__Task to carry out__:
Each of the records that follow needs an exact reproduction.
START Records shown
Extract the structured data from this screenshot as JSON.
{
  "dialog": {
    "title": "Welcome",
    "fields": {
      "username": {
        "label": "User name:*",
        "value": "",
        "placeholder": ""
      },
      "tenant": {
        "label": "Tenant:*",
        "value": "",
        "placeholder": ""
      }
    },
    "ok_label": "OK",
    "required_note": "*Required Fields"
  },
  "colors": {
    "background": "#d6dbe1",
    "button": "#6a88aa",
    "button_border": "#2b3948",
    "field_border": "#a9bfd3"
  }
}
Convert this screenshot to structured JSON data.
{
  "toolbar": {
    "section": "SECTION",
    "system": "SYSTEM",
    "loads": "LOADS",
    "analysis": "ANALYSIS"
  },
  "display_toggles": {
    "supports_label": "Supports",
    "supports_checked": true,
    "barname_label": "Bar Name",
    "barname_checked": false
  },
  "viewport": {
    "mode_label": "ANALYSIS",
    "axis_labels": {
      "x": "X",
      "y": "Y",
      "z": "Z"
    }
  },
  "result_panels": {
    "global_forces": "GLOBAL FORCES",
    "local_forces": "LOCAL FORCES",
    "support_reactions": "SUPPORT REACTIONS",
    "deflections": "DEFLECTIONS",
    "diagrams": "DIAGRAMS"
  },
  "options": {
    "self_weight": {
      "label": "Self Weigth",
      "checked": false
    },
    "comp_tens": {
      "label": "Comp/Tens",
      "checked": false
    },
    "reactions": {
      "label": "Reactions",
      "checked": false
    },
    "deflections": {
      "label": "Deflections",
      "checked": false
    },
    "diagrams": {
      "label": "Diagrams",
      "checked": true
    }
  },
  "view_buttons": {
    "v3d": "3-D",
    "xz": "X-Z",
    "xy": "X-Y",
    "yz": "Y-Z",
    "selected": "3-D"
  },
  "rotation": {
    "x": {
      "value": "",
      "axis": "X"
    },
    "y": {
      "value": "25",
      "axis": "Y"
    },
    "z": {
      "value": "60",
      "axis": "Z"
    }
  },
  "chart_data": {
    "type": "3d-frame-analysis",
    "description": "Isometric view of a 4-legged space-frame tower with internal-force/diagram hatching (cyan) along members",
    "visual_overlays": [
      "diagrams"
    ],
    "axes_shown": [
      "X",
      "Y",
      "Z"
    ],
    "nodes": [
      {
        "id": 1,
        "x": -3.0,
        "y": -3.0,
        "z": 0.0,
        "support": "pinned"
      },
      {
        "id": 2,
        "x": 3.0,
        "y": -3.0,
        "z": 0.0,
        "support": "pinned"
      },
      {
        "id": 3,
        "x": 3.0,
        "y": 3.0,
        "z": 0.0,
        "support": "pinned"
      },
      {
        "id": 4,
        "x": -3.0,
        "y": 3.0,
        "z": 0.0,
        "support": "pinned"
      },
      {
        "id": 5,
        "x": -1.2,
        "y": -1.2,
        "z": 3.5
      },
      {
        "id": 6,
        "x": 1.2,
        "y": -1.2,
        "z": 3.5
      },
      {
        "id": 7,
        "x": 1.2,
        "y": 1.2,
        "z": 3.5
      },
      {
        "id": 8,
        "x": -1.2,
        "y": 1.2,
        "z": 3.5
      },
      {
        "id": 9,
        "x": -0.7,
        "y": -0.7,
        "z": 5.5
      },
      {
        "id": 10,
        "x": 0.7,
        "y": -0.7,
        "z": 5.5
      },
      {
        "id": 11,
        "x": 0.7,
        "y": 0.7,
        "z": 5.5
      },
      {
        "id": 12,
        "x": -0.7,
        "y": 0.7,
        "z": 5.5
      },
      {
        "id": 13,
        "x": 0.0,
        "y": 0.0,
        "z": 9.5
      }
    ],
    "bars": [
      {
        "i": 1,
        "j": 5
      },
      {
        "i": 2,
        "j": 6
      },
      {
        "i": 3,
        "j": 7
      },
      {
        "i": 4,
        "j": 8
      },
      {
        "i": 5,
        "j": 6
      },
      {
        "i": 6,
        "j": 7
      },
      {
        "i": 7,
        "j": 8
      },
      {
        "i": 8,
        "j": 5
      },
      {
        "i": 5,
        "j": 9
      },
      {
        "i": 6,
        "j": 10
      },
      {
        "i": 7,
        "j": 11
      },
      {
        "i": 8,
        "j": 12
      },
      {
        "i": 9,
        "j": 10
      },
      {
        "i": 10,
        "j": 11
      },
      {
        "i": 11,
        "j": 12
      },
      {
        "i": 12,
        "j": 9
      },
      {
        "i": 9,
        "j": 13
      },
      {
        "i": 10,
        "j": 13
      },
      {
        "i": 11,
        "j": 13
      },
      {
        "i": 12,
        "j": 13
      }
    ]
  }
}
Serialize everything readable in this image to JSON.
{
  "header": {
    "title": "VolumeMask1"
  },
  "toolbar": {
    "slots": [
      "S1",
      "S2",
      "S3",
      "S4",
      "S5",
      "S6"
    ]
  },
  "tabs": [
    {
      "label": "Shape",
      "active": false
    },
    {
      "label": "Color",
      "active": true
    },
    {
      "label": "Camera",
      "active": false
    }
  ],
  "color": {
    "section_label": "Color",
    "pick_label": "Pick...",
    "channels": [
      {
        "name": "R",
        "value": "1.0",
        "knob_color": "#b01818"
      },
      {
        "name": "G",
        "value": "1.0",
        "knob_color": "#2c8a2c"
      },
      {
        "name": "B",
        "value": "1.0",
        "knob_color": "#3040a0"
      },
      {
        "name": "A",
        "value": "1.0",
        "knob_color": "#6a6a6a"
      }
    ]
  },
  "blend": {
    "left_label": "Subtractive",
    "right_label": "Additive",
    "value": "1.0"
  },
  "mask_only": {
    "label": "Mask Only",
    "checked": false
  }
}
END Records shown
__Task solution__:
Extract the structured data from this screenshot as JSON.
{
  "dialog": {
    "title": "Welcome",
    "fields": {
      "username": {
        "label": "User name:*",
        "value": "",
        "placeholder": ""
      },
      "tenant": {
        "label": "Tenant:*",
        "value": "",
        "placeholder": ""
      }
    },
    "ok_label": "OK",
    "required_note": "*Required Fields"
  },
  "colors": {
    "background": "#d6dbe1",
    "button": "#6a88aa",
    "button_border": "#2b3948",
    "field_border": "#a9bfd3"
  }
}
Convert this screenshot to structured JSON data.
{
  "toolbar": {
    "section": "SECTION",
    "system": "SYSTEM",
    "loads": "LOADS",
    "analysis": "ANALYSIS"
  },
  "display_toggles": {
    "supports_label": "Supports",
    "supports_checked": true,
    "barname_label": "Bar Name",
    "barname_checked": false
  },
  "viewport": {
    "mode_label": "ANALYSIS",
    "axis_labels": {
      "x": "X",
      "y": "Y",
      "z": "Z"
    }
  },
  "result_panels": {
    "global_forces": "GLOBAL FORCES",
    "local_forces": "LOCAL FORCES",
    "support_reactions": "SUPPORT REACTIONS",
    "deflections": "DEFLECTIONS",
    "diagrams": "DIAGRAMS"
  },
  "options": {
    "self_weight": {
      "label": "Self Weigth",
      "checked": false
    },
    "comp_tens": {
      "label": "Comp/Tens",
      "checked": false
    },
    "reactions": {
      "label": "Reactions",
      "checked": false
    },
    "deflections": {
      "label": "Deflections",
      "checked": false
    },
    "diagrams": {
      "label": "Diagrams",
      "checked": true
    }
  },
  "view_buttons": {
    "v3d": "3-D",
    "xz": "X-Z",
    "xy": "X-Y",
    "yz": "Y-Z",
    "selected": "3-D"
  },
  "rotation": {
    "x": {
      "value": "",
      "axis": "X"
    },
    "y": {
      "value": "25",
      "axis": "Y"
    },
    "z": {
      "value": "60",
      "axis": "Z"
    }
  },
  "chart_data": {
    "type": "3d-frame-analysis",
    "description": "Isometric view of a 4-legged space-frame tower with internal-force/diagram hatching (cyan) along members",
    "visual_overlays": [
      "diagrams"
    ],
    "axes_shown": [
      "X",
      "Y",
      "Z"
    ],
    "nodes": [
      {
        "id": 1,
        "x": -3.0,
        "y": -3.0,
        "z": 0.0,
        "support": "pinned"
      },
      {
        "id": 2,
        "x": 3.0,
        "y": -3.0,
        "z": 0.0,
        "support": "pinned"
      },
      {
        "id": 3,
        "x": 3.0,
        "y": 3.0,
        "z": 0.0,
        "support": "pinned"
      },
      {
        "id": 4,
        "x": -3.0,
        "y": 3.0,
        "z": 0.0,
        "support": "pinned"
      },
      {
        "id": 5,
        "x": -1.2,
        "y": -1.2,
        "z": 3.5
      },
      {
        "id": 6,
        "x": 1.2,
        "y": -1.2,
        "z": 3.5
      },
      {
        "id": 7,
        "x": 1.2,
        "y": 1.2,
        "z": 3.5
      },
      {
        "id": 8,
        "x": -1.2,
        "y": 1.2,
        "z": 3.5
      },
      {
        "id": 9,
        "x": -0.7,
        "y": -0.7,
        "z": 5.5
      },
      {
        "id": 10,
        "x": 0.7,
        "y": -0.7,
        "z": 5.5
      },
      {
        "id": 11,
        "x": 0.7,
        "y": 0.7,
        "z": 5.5
      },
      {
        "id": 12,
        "x": -0.7,
        "y": 0.7,
        "z": 5.5
      },
      {
        "id": 13,
        "x": 0.0,
        "y": 0.0,
        "z": 9.5
      }
    ],
    "bars": [
      {
        "i": 1,
        "j": 5
      },
      {
        "i": 2,
        "j": 6
      },
      {
        "i": 3,
        "j": 7
      },
      {
        "i": 4,
        "j": 8
      },
      {
        "i": 5,
        "j": 6
      },
      {
        "i": 6,
        "j": 7
      },
      {
        "i": 7,
        "j": 8
      },
      {
        "i": 8,
        "j": 5
      },
      {
        "i": 5,
        "j": 9
      },
      {
        "i": 6,
        "j": 10
      },
      {
        "i": 7,
        "j": 11
      },
      {
        "i": 8,
        "j": 12
      },
      {
        "i": 9,
        "j": 10
      },
      {
        "i": 10,
        "j": 11
      },
      {
        "i": 11,
        "j": 12
      },
      {
        "i": 12,
        "j": 9
      },
      {
        "i": 9,
        "j": 13
      },
      {
        "i": 10,
        "j": 13
      },
      {
        "i": 11,
        "j": 13
      },
      {
        "i": 12,
        "j": 13
      }
    ]
  }
}
Serialize everything readable in this image to JSON.
{
  "header": {
    "title": "VolumeMask1"
  },
  "toolbar": {
    "slots": [
      "S1",
      "S2",
      "S3",
      "S4",
      "S5",
      "S6"
    ]
  },
  "tabs": [
    {
      "label": "Shape",
      "active": false
    },
    {
      "label": "Color",
      "active": true
    },
    {
      "label": "Camera",
      "active": false
    }
  ],
  "color": {
    "section_label": "Color",
    "pick_label": "Pick...",
    "channels": [
      {
        "name": "R",
        "value": "1.0",
        "knob_color": "#b01818"
      },
      {
        "name": "G",
        "value": "1.0",
        "knob_color": "#2c8a2c"
      },
      {
        "name": "B",
        "value": "1.0",
        "knob_color": "#3040a0"
      },
      {
        "name": "A",
        "value": "1.0",
        "knob_color": "#6a6a6a"
      }
    ]
  },
  "blend": {
    "left_label": "Subtractive",
    "right_label": "Additive",
    "value": "1.0"
  },
  "mask_only": {
    "label": "Mask Only",
    "checked": false
  }
}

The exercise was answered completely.